by Anna C. Nelson, EA, CSPG, Founder, Mosaic Financial Solutions
Behind every gift, there is a story.
On one side, there is the charitable organization doing amazing things. The work you and the rest of the staff do is important, and the cause is close to a future donor's heart.
On the other, there is the donor’s story: why they want to make a gift, and to which causes.
In general, these types of donors have built their wealth over time. They worked hard. Yes, there are tax benefits to giving to charities, but the driving force is the desire to see beyond themselves and their family, for a community or society as a whole. A desire to be part of the bigger picture, the grander mosaic of life.
As a major gifts officer, you know well the importance of understanding and respecting these stories. Much of your work is building and cultivating donor relationships. It takes time and consistency to get to the end goal: writing new chapters together.
One of the best ways to make sure these stories come together is with the guidance of a financial advisor.
A financial advisor is someone who bridges these stories. They’re the “editor” of this merging story, and they’ll make sure the right kind of asset goes to the charity in the right way. An advisor makes sure the final read is a seamless one and that the writer and reader (or donor and charity in this case) are both happy with the final result.
In most cases, financial advisors work in a fiduciary role with their client the donor, meaning they must have their client's best interest in mind. In the case of a donation, advisors make sure that the most appropriate asset or assets will be going to the charity.
Does your potential donor already have a financial advisor?
Here are a few considerations:
Your possible donor doesn’t seem to have an advisor. What should you do?
Once you’ve identified a few good potential advisors, dig a little deeper. Ask probing questions about their expertise, experience, and practices around charitable donations. Cultivating a relationship with a financial advisor is very similar to strengthening relationships with donors: the more specific and intentional you are, the better.
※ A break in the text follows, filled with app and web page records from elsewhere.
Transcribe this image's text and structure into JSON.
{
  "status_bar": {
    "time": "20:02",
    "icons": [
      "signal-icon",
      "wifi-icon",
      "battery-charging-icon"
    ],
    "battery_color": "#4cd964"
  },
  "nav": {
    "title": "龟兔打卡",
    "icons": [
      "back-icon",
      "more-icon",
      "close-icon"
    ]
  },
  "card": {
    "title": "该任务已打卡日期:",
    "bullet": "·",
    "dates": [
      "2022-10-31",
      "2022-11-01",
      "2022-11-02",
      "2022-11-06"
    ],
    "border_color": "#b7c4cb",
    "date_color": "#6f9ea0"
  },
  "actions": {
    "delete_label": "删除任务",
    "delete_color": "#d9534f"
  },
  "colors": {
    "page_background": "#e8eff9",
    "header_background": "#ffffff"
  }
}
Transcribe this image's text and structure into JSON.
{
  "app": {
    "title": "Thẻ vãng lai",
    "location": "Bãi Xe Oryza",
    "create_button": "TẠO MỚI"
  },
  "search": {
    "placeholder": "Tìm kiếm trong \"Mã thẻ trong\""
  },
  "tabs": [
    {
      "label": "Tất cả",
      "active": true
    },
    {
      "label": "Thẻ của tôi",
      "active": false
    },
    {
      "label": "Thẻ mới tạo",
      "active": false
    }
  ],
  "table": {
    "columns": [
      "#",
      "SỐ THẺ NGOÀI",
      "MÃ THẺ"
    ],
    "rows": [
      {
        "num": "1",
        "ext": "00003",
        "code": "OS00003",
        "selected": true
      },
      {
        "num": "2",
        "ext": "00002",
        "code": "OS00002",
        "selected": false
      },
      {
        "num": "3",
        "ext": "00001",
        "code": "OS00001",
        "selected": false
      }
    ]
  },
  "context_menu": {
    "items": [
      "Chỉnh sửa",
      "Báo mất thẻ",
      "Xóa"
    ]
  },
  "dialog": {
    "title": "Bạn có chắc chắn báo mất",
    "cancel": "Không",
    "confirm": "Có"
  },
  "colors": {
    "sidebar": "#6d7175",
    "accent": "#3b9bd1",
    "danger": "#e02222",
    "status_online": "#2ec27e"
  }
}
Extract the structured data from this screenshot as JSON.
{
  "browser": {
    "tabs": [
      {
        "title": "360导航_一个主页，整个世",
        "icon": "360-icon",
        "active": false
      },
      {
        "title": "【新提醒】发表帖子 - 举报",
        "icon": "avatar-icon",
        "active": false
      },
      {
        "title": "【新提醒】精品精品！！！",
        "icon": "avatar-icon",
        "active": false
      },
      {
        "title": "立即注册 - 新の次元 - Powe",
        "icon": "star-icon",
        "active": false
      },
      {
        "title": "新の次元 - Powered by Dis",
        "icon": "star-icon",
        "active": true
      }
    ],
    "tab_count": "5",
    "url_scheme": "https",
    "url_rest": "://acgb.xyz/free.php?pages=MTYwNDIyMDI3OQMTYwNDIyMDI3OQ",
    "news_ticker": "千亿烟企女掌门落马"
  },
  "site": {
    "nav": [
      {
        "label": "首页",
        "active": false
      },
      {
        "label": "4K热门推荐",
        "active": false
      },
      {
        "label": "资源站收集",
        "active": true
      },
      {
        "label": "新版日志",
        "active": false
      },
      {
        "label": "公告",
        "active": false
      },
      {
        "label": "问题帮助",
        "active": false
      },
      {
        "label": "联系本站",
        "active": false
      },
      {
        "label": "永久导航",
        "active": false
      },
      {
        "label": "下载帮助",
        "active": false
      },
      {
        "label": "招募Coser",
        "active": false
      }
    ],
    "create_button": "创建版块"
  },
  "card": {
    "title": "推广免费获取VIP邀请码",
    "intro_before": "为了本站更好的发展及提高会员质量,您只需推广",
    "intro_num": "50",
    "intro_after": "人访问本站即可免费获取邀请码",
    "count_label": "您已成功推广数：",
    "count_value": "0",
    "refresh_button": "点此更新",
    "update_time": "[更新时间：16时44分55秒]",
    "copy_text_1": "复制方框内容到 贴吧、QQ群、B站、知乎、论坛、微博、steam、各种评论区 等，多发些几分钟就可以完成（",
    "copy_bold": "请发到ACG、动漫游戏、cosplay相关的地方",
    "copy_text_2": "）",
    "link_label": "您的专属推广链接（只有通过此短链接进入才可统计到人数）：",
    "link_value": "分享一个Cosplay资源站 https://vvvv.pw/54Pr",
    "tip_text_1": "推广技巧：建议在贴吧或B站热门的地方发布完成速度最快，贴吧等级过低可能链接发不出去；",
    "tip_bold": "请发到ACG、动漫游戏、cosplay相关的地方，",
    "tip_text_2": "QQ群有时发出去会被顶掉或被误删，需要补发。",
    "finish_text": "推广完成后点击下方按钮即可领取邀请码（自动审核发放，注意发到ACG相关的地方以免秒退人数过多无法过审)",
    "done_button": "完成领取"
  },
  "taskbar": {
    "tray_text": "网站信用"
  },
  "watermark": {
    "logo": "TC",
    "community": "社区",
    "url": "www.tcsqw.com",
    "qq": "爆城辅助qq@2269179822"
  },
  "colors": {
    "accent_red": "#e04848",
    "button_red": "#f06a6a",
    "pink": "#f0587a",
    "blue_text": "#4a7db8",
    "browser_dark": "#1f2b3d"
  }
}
Keep in mind all financial planners/advisors have different areas of focus, practice sizes, and clientele. Unlike attorneys and some CPAs, we are generally not paid by the hour. I have a fee-for-service model, but most use an Assets under Management model.
Congratulations! Your donor made a generous contribution to your organization.
Once the gift is completed and all responsibilities have finished, you may want to maintain the relationship with your advisor. But do it wisely! As an advisor, here’s what I would appreciate:
My last piece of advice: get your charity’s staff more involved.
Over the years, I have had wonderful experiences working with donors and charities. Planned giving officers are some of my favorite people: you are professional, compassionate to your donors, and have a passion for your organizations and community. You are making an incredible difference every day.
My encouragement to you is to include your staff more in some of the professional relationships that you have. Even with the donors! My clients are giving to cause, a purpose, and not to a representative of a charity, and we want to know that if you were to leave your organization, the charity would continue.
Here’s a real-life example from a few years ago.
A client called me to proceed with her year-end stock donation to a University. I assembled the paperwork, called the University to get the transfer instructions, and sent off the paperwork. This was mid-December, so I was eyeing the computer to make sure it was complete. Hours passed, and finally, I heard the transfer was rejected. I called to University again to verify the information and tried again. It was rejected again. I had to call the planned giving department to verify the brokerage company they used, and I called the brokerage company myself to get the correct information. Turns out they had changed brokerage companies and never informed the staff. Let’s just say we started to encourage clients to use Donor Advised Funds for more efficiency. The details matter and the relationships matter.
This year, as you consider your existing and future donor relationships, I hope you’ll look further into your relationships with financial advisors and your staff. Our job is to help you make a masterpiece with the stories that come together, and we want to make it a legendary read.
About the author: Anna C. Nelson has 15 years of professional experience empowering clients to plan the future they want by helping to put all their financial pieces together. Anna is the founder of Mosaic Financial Solutions.